Which may seem like a steep price increase to some. And is viewed as an investment by others. I’ve fallen into both the former and the latter camps at different points in my life – so I absolutely understand the hesitation many folks have to spend more on this grocery staple each week.
But I do feel that choosing higher quality eggs is a valuable investment. Not only an investment in your health but also an investment towards re-shaping industry practices.
Particularly, the unethical and at times torturous ones in the conventional egg industry (where chickens are caged, kept indoors, fed unnatural diets, given antibiotics, forced to live in their own filth, and even cruelly debeaked).
I’m not going to go too far in depth about the evils of conventional egg production. Which would be a whole separate post in and of itself. I encourage you to research that part of it on your own, if you haven’t already read up on the deplorable conditions that those poor animals are subjected to.
It’s clear what’s problematic in that scenario from a humane standpoint, but also consider what ramifications that has on the eggs those hens produce.

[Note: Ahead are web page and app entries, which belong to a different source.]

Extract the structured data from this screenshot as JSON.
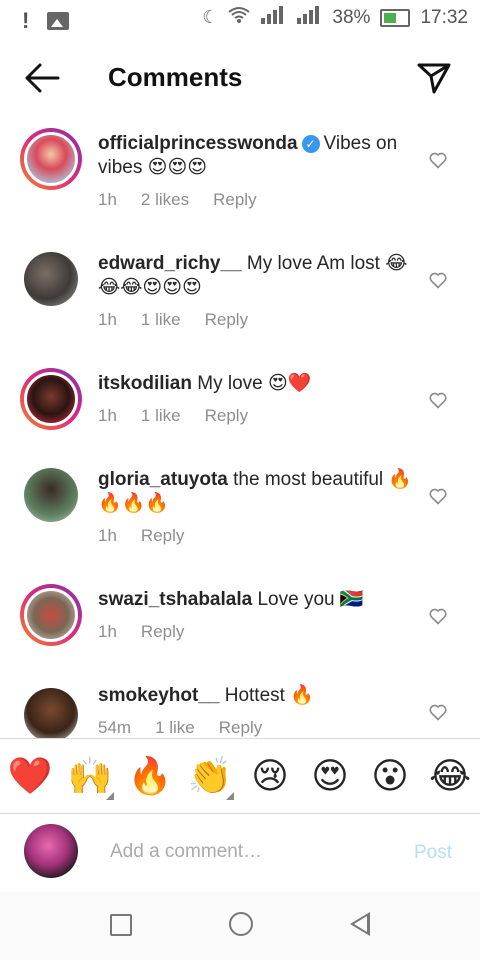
{
  "status_bar": {
    "battery": "38%",
    "time": "17:32",
    "signal_1": "H",
    "signal_2": "H"
  },
  "header": {
    "title": "Comments"
  },
  "comments": [
    {
      "username": "officialprincesswonda",
      "verified": true,
      "text": "Vibes on vibes 😍😍😍",
      "time": "1h",
      "likes": "2 likes",
      "reply": "Reply"
    },
    {
      "username": "edward_richy__",
      "verified": false,
      "text": "My love Am lost 😂😂😂😍😍😍",
      "time": "1h",
      "likes": "1 like",
      "reply": "Reply"
    },
    {
      "username": "itskodilian",
      "verified": false,
      "text": "My love 😍❤️",
      "time": "1h",
      "likes": "1 like",
      "reply": "Reply"
    },
    {
      "username": "gloria_atuyota",
      "verified": false,
      "text": "the most beautiful 🔥🔥🔥🔥",
      "time": "1h",
      "likes": "",
      "reply": "Reply"
    },
    {
      "username": "swazi_tshabalala",
      "verified": false,
      "text": "Love you 🇿🇦",
      "time": "1h",
      "likes": "",
      "reply": "Reply"
    },
    {
      "username": "smokeyhot__",
      "verified": false,
      "text": "Hottest 🔥",
      "time": "54m",
      "likes": "1 like",
      "reply": "Reply"
    }
  ],
  "emoji_bar": [
    "❤️",
    "🙌",
    "🔥",
    "👏",
    "😢",
    "😍",
    "😮",
    "😂"
  ],
  "compose": {
    "placeholder": "Add a comment…",
    "post_label": "Post"
  },
  "colors": {
    "verified": "#3897f0",
    "post_disabled": "#b2dffc",
    "meta_text": "#8e8e8e"
  }
}
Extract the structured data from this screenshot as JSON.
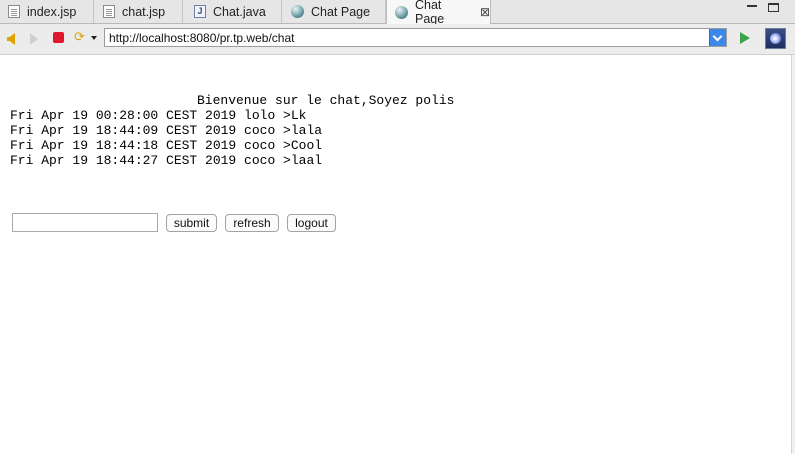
{
  "tabs": [
    {
      "label": "index.jsp",
      "icon": "jsp-file-icon"
    },
    {
      "label": "chat.jsp",
      "icon": "jsp-file-icon"
    },
    {
      "label": "Chat.java",
      "icon": "java-file-icon"
    },
    {
      "label": "Chat Page",
      "icon": "globe-icon"
    },
    {
      "label": "Chat Page",
      "icon": "globe-icon",
      "active": true,
      "closable": true
    }
  ],
  "tab_close_glyph": "⊠",
  "java_icon_letter": "J",
  "toolbar": {
    "url": "http://localhost:8080/pr.tp.web/chat",
    "refresh_glyph": "⟳"
  },
  "page": {
    "welcome": "Bienvenue sur le chat,Soyez polis",
    "messages": [
      "Fri Apr 19 00:28:00 CEST 2019 lolo >Lk",
      "Fri Apr 19 18:44:09 CEST 2019 coco >lala",
      "Fri Apr 19 18:44:18 CEST 2019 coco >Cool",
      "Fri Apr 19 18:44:27 CEST 2019 coco >laal"
    ],
    "input_value": "",
    "buttons": {
      "submit": "submit",
      "refresh": "refresh",
      "logout": "logout"
    }
  },
  "colors": {
    "stop": "#e0152e",
    "go": "#3aa44a",
    "back": "#e2a300"
  }
}
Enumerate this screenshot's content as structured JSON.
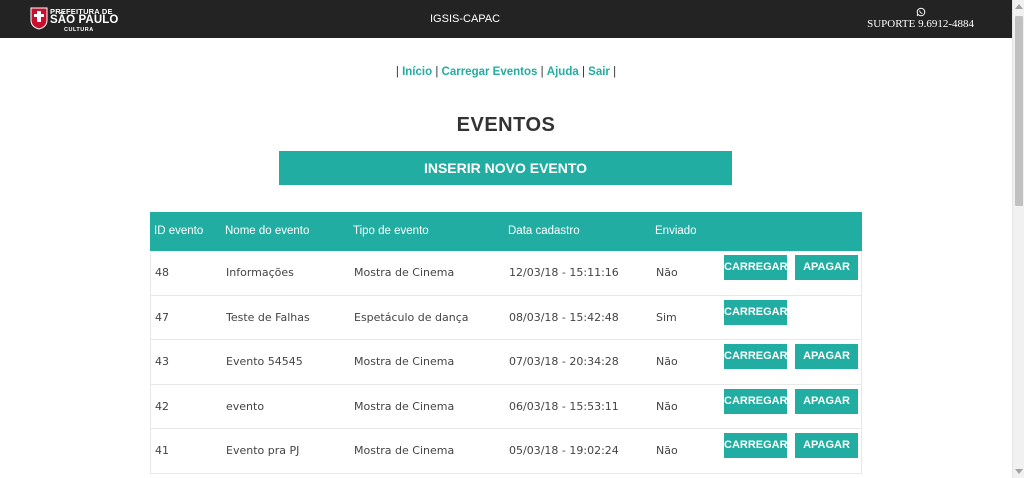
{
  "header": {
    "logo": {
      "line1": "PREFEITURA DE",
      "line2": "SÃO PAULO",
      "line3": "CULTURA"
    },
    "brand": "IGSIS-CAPAC",
    "support": "SUPORTE 9.6912-4884",
    "support_icon": "whatsapp-icon"
  },
  "menu": {
    "sep_open": "|",
    "items": [
      "Início",
      "Carregar Eventos",
      "Ajuda",
      "Sair"
    ],
    "sep": "|"
  },
  "page_title": "EVENTOS",
  "insert_button": "INSERIR NOVO EVENTO",
  "table": {
    "headers": [
      "ID evento",
      "Nome do evento",
      "Tipo de evento",
      "Data cadastro",
      "Enviado"
    ],
    "rows": [
      {
        "id": "48",
        "nome": "Informações",
        "tipo": "Mostra de Cinema",
        "data": "12/03/18 - 15:11:16",
        "enviado": "Não",
        "carregar": "CARREGAR",
        "apagar": "APAGAR"
      },
      {
        "id": "47",
        "nome": "Teste de Falhas",
        "tipo": "Espetáculo de dança",
        "data": "08/03/18 - 15:42:48",
        "enviado": "Sim",
        "carregar": "CARREGAR",
        "apagar": ""
      },
      {
        "id": "43",
        "nome": "Evento 54545",
        "tipo": "Mostra de Cinema",
        "data": "07/03/18 - 20:34:28",
        "enviado": "Não",
        "carregar": "CARREGAR",
        "apagar": "APAGAR"
      },
      {
        "id": "42",
        "nome": "evento",
        "tipo": "Mostra de Cinema",
        "data": "06/03/18 - 15:53:11",
        "enviado": "Não",
        "carregar": "CARREGAR",
        "apagar": "APAGAR"
      },
      {
        "id": "41",
        "nome": "Evento pra PJ",
        "tipo": "Mostra de Cinema",
        "data": "05/03/18 - 19:02:24",
        "enviado": "Não",
        "carregar": "CARREGAR",
        "apagar": "APAGAR"
      }
    ]
  },
  "colors": {
    "accent": "#21ada2",
    "navbar": "#232323"
  }
}
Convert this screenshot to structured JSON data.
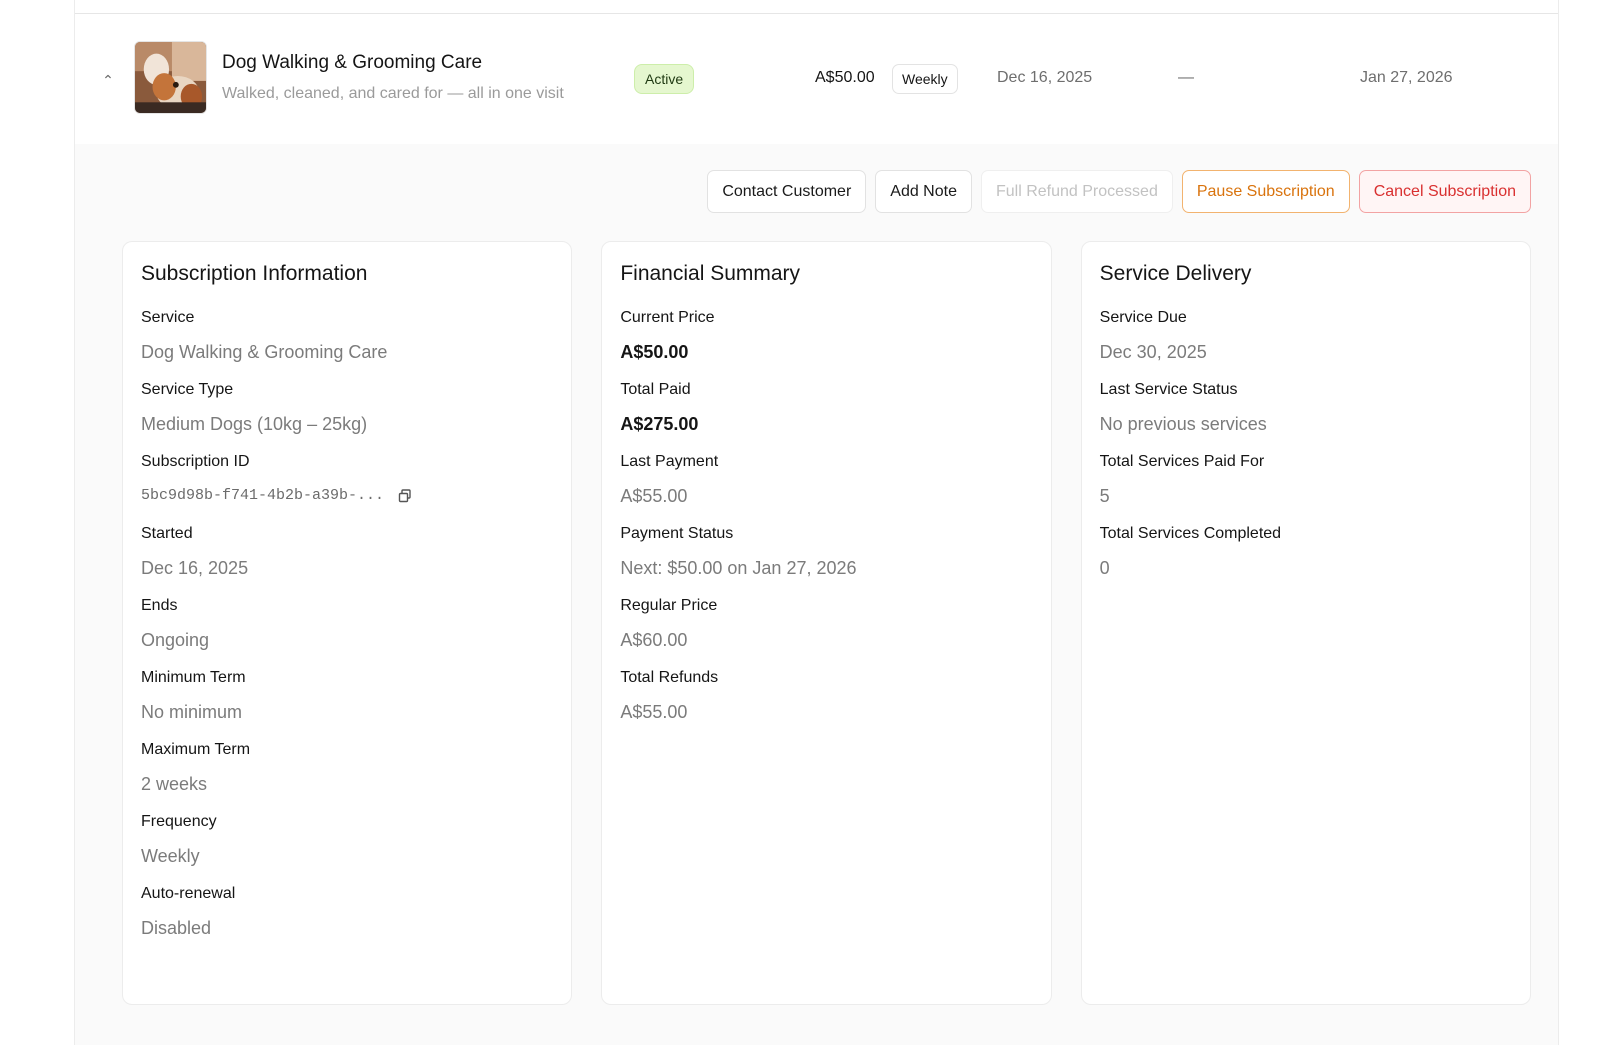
{
  "row": {
    "title": "Dog Walking & Grooming Care",
    "subtitle": "Walked, cleaned, and cared for — all in one visit",
    "status": "Active",
    "price": "A$50.00",
    "frequency": "Weekly",
    "start_date": "Dec 16, 2025",
    "end_date": "—",
    "next_date": "Jan 27, 2026",
    "thumbnail_icon": "dog-photo",
    "expand_icon": "chevron-up-icon"
  },
  "actions": {
    "contact": "Contact Customer",
    "add_note": "Add Note",
    "refund": "Full Refund Processed",
    "pause": "Pause Subscription",
    "cancel": "Cancel Subscription"
  },
  "subscription": {
    "title": "Subscription Information",
    "fields": [
      {
        "label": "Service",
        "value": "Dog Walking & Grooming Care"
      },
      {
        "label": "Service Type",
        "value": "Medium Dogs (10kg – 25kg)"
      },
      {
        "label": "Subscription ID",
        "value": "5bc9d98b-f741-4b2b-a39b-..."
      },
      {
        "label": "Started",
        "value": "Dec 16, 2025"
      },
      {
        "label": "Ends",
        "value": "Ongoing"
      },
      {
        "label": "Minimum Term",
        "value": "No minimum"
      },
      {
        "label": "Maximum Term",
        "value": "2 weeks"
      },
      {
        "label": "Frequency",
        "value": "Weekly"
      },
      {
        "label": "Auto-renewal",
        "value": "Disabled"
      }
    ]
  },
  "financial": {
    "title": "Financial Summary",
    "fields": [
      {
        "label": "Current Price",
        "value": "A$50.00"
      },
      {
        "label": "Total Paid",
        "value": "A$275.00"
      },
      {
        "label": "Last Payment",
        "value": "A$55.00"
      },
      {
        "label": "Payment Status",
        "value": "Next: $50.00 on Jan 27, 2026"
      },
      {
        "label": "Regular Price",
        "value": "A$60.00"
      },
      {
        "label": "Total Refunds",
        "value": "A$55.00"
      }
    ]
  },
  "delivery": {
    "title": "Service Delivery",
    "fields": [
      {
        "label": "Service Due",
        "value": "Dec 30, 2025"
      },
      {
        "label": "Last Service Status",
        "value": "No previous services"
      },
      {
        "label": "Total Services Paid For",
        "value": "5"
      },
      {
        "label": "Total Services Completed",
        "value": "0"
      }
    ]
  },
  "colors": {
    "active_badge_bg": "#e5f7cf",
    "pause_accent": "#d9730d",
    "cancel_accent": "#d93030"
  }
}
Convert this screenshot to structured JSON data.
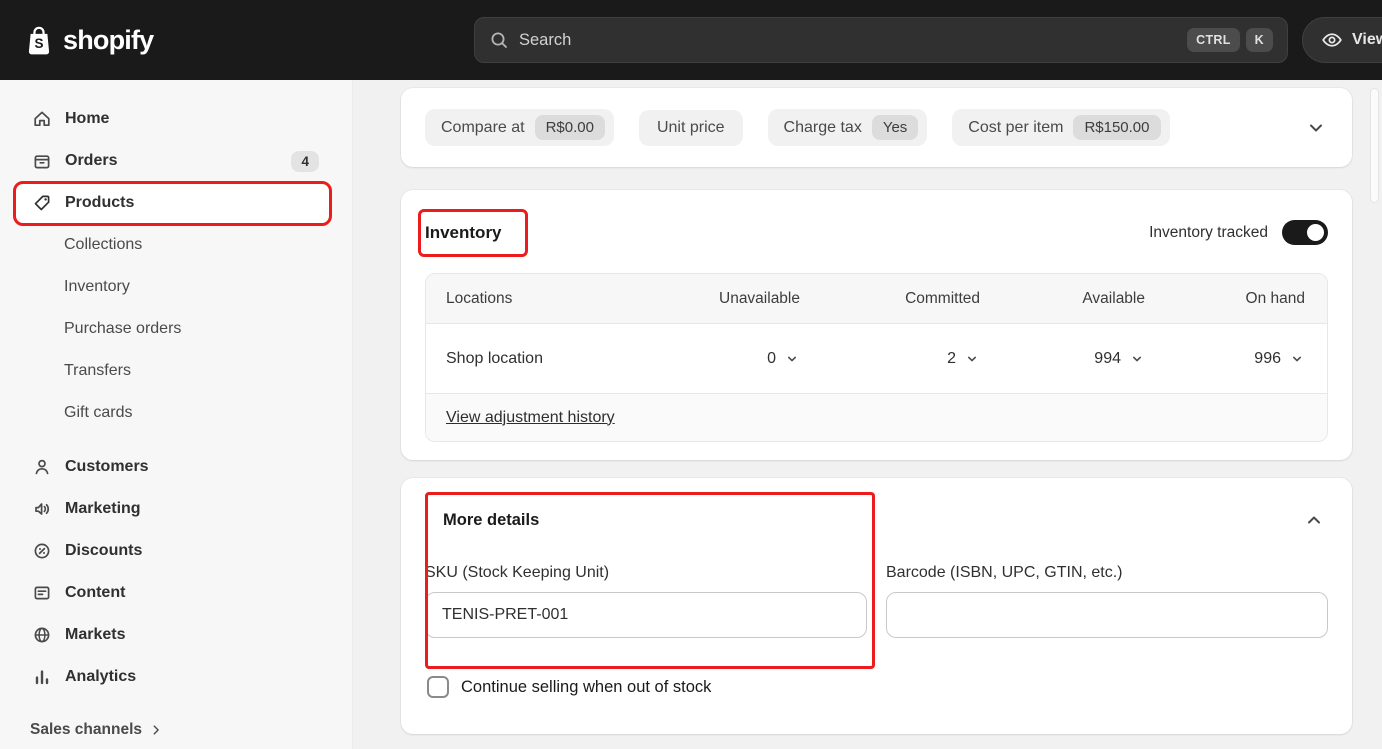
{
  "topbar": {
    "brand": "shopify",
    "brand_initial": "S",
    "search": {
      "placeholder": "Search",
      "shortcut_keys": [
        "CTRL",
        "K"
      ]
    },
    "view_label": "View"
  },
  "sidebar": {
    "items": [
      {
        "label": "Home"
      },
      {
        "label": "Orders",
        "badge": "4"
      },
      {
        "label": "Products"
      },
      {
        "label": "Customers"
      },
      {
        "label": "Marketing"
      },
      {
        "label": "Discounts"
      },
      {
        "label": "Content"
      },
      {
        "label": "Markets"
      },
      {
        "label": "Analytics"
      }
    ],
    "sub_items": [
      "Collections",
      "Inventory",
      "Purchase orders",
      "Transfers",
      "Gift cards"
    ],
    "footer_label": "Sales channels"
  },
  "pricing": {
    "chips": [
      {
        "label": "Compare at",
        "value": "R$0.00"
      },
      {
        "label": "Unit price",
        "value": ""
      },
      {
        "label": "Charge tax",
        "value": "Yes"
      },
      {
        "label": "Cost per item",
        "value": "R$150.00"
      }
    ]
  },
  "inventory": {
    "title": "Inventory",
    "tracked_label": "Inventory tracked",
    "tracked_on": true,
    "columns": [
      "Locations",
      "Unavailable",
      "Committed",
      "Available",
      "On hand"
    ],
    "row": {
      "location": "Shop location",
      "unavailable": "0",
      "committed": "2",
      "available": "994",
      "on_hand": "996"
    },
    "history_link": "View adjustment history"
  },
  "more_details": {
    "title": "More details",
    "sku_label": "SKU (Stock Keeping Unit)",
    "sku_value": "TENIS-PRET-001",
    "barcode_label": "Barcode (ISBN, UPC, GTIN, etc.)",
    "barcode_value": "",
    "continue_selling_label": "Continue selling when out of stock",
    "continue_selling_checked": false
  }
}
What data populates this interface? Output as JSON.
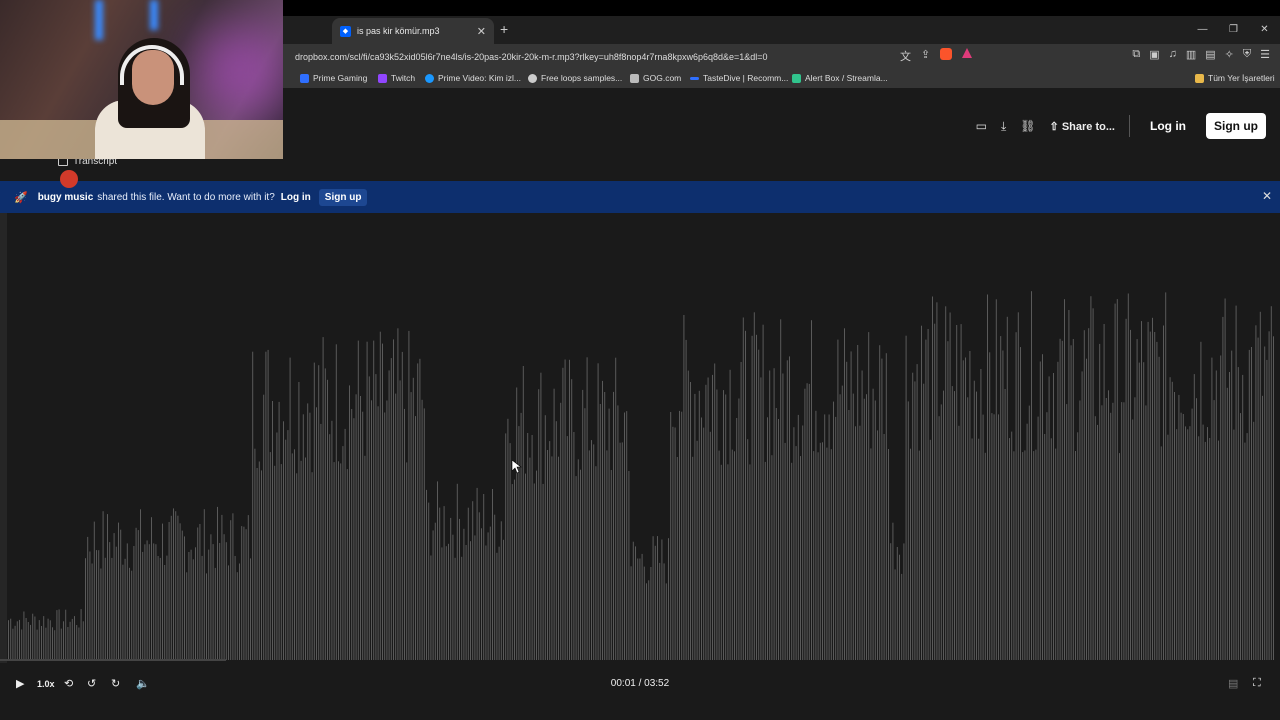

The vitamins, nutrients, and nutritional content of that egg will be different from that of an egg produced from a healthy, ethically raised bird.
The cost of the eggs makes sense given the drastic difference in what is involved in caring for flocks raised in open pastures with more costly, quality feed vs. what is involved in caring for flocks kept in indoor cages with cheaper feed. The amount of land needed for instance, the cost of organic feed, the amount of birds that you can raise at a time, etc. Lower cost for the farmer, means lower cost for you, means higher “cost” for the hen.
Supporting pasture-based farms helps encourage wide-spread industry change
Continuing to place your money into pasture-based farms not only rewards the farmers for their practices, but also encourages other farms to improve their own practices if they want to stay profitable. Companies respond to consumer demand and consumer spending habits. So when more people use their wallets to vote for more ethical farming practices, companies become highly motivated to change and move their business to where the money is.
And where there’s more demand for a product, and more of that product becomes available, then it makes it possible for lower prices later down the road.
While it is a stark reality that many families simply cannot afford to spend more on groceries each week (I won’t pretend to ignore that fact), it is an equal reality that there are many of us who can choose to invest in higher quality food products. But it involves a trade-off and perhaps a shift in our lifestyles, which can be a tough sell for many people.
It may mean that if your eggs cost $4 more per week, that you go to out for coffee one less time per week. It may mean that you swap your twice a month manicure, to a once per month manicure. Or maybe it means that your lifestyle doesn’t actually have to change one bit – but adjusting to the idea of spending more of your income on your groceries is the real challenge.
In the book “In Defense of Food”, author Michael Pollan discusses the challenges in changing our country’s culture surrounding food. He reveals that on average Americans spend a lower percentage of their income on food than many other countries.
Suggesting that we all of a sudden adopt a culture where we spend more on groceries each week can be met with understandable resistance.
And at the end of the day, your budget is your business. You have to put food on the table for your family however you possibly can. So I hope that you know that in these posts where I share this information, none of it is meant to be taken as blanket advice for changes you “have” to make in your own life. Everyone’s situation is different, and everyone’s beliefs are different. My only hope is to share as much information as I can so that if you are in the situation where you want to make a change and can comfortably make that change – that you feel empowered to do so.